▶ Task data:
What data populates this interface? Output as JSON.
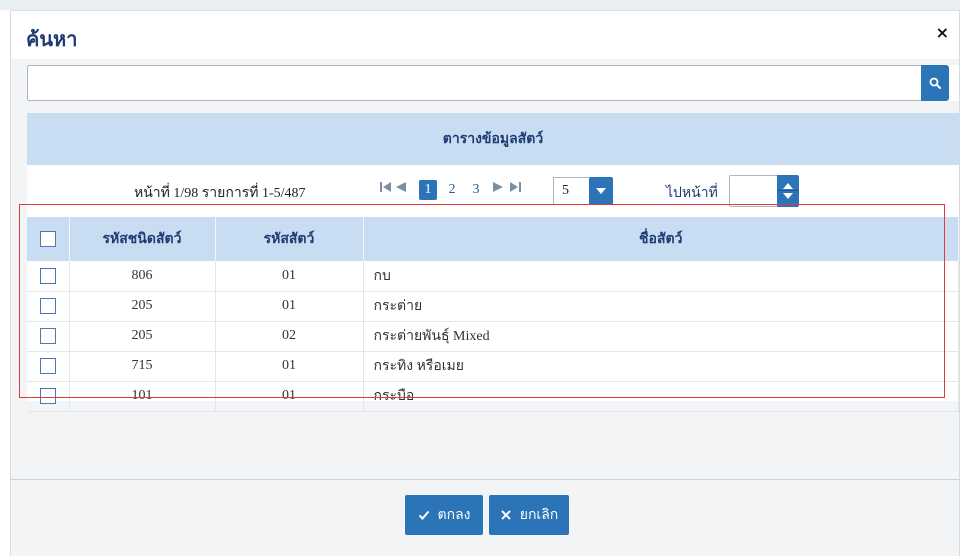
{
  "modal": {
    "title": "ค้นหา",
    "close_label": "×"
  },
  "search": {
    "value": "",
    "placeholder": ""
  },
  "panel": {
    "title": "ตารางข้อมูลสัตว์"
  },
  "pager": {
    "info": "หน้าที่ 1/98 รายการที่ 1-5/487",
    "pages": [
      "1",
      "2",
      "3"
    ],
    "active_page": "1",
    "page_size": "5",
    "goto_label": "ไปหน้าที่",
    "goto_value": ""
  },
  "table": {
    "headers": [
      "รหัสชนิดสัตว์",
      "รหัสสัตว์",
      "ชื่อสัตว์"
    ],
    "rows": [
      {
        "type_code": "806",
        "animal_code": "01",
        "name": "กบ"
      },
      {
        "type_code": "205",
        "animal_code": "01",
        "name": "กระต่าย"
      },
      {
        "type_code": "205",
        "animal_code": "02",
        "name": "กระต่ายพันธุ์ Mixed"
      },
      {
        "type_code": "715",
        "animal_code": "01",
        "name": "กระทิง หรือเมย"
      },
      {
        "type_code": "101",
        "animal_code": "01",
        "name": "กระบือ"
      }
    ]
  },
  "footer": {
    "ok_label": "ตกลง",
    "cancel_label": "ยกเลิก"
  },
  "colors": {
    "primary": "#2b74b8",
    "header_bg": "#c9ddf2",
    "highlight_border": "#e03b3b"
  },
  "icons": {
    "search": "search-icon",
    "close": "close-icon",
    "first": "first-page-icon",
    "prev": "prev-page-icon",
    "next": "next-page-icon",
    "last": "last-page-icon",
    "dropdown": "chevron-down-icon",
    "spinner": "spinner-icon",
    "check": "check-icon",
    "times": "times-icon"
  }
}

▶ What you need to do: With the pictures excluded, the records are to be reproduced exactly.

▶ Response for this exercise:
What data populates this interface? Output as JSON.
{
  "modal": {
    "title": "ค้นหา",
    "close_label": "×"
  },
  "search": {
    "value": "",
    "placeholder": ""
  },
  "panel": {
    "title": "ตารางข้อมูลสัตว์"
  },
  "pager": {
    "info": "หน้าที่ 1/98 รายการที่ 1-5/487",
    "pages": [
      "1",
      "2",
      "3"
    ],
    "active_page": "1",
    "page_size": "5",
    "goto_label": "ไปหน้าที่",
    "goto_value": ""
  },
  "table": {
    "headers": [
      "รหัสชนิดสัตว์",
      "รหัสสัตว์",
      "ชื่อสัตว์"
    ],
    "rows": [
      {
        "type_code": "806",
        "animal_code": "01",
        "name": "กบ"
      },
      {
        "type_code": "205",
        "animal_code": "01",
        "name": "กระต่าย"
      },
      {
        "type_code": "205",
        "animal_code": "02",
        "name": "กระต่ายพันธุ์ Mixed"
      },
      {
        "type_code": "715",
        "animal_code": "01",
        "name": "กระทิง หรือเมย"
      },
      {
        "type_code": "101",
        "animal_code": "01",
        "name": "กระบือ"
      }
    ]
  },
  "footer": {
    "ok_label": "ตกลง",
    "cancel_label": "ยกเลิก"
  },
  "colors": {
    "primary": "#2b74b8",
    "header_bg": "#c9ddf2",
    "highlight_border": "#e03b3b"
  },
  "icons": {
    "search": "search-icon",
    "close": "close-icon",
    "first": "first-page-icon",
    "prev": "prev-page-icon",
    "next": "next-page-icon",
    "last": "last-page-icon",
    "dropdown": "chevron-down-icon",
    "spinner": "spinner-icon",
    "check": "check-icon",
    "times": "times-icon"
  }
}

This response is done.